[RECORD SET — start]
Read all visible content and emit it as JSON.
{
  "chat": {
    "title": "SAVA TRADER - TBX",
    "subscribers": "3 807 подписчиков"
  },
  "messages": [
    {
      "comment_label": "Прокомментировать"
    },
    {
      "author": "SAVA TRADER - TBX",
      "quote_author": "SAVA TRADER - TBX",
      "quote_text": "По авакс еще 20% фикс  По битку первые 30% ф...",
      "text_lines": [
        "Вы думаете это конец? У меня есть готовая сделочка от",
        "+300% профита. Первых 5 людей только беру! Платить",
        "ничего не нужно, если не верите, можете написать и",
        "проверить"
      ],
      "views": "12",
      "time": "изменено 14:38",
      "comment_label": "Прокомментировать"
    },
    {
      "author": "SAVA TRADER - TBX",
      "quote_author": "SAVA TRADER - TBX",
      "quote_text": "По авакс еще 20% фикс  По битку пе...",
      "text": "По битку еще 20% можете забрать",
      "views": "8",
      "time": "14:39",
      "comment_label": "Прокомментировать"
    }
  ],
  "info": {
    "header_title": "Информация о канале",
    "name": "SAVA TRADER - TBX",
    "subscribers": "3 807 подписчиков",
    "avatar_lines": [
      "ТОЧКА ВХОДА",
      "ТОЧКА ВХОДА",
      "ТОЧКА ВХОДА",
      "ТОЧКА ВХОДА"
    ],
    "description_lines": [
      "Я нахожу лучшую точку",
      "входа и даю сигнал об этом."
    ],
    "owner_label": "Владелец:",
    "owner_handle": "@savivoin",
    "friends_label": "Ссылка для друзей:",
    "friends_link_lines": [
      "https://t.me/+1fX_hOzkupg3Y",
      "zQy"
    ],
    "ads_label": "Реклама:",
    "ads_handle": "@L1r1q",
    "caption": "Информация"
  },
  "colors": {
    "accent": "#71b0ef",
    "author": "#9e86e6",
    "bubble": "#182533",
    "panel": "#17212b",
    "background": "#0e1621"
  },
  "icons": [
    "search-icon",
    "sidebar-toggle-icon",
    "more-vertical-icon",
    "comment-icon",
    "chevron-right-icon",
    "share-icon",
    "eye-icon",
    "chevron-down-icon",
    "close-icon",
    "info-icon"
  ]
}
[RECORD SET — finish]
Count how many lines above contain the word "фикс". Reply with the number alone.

2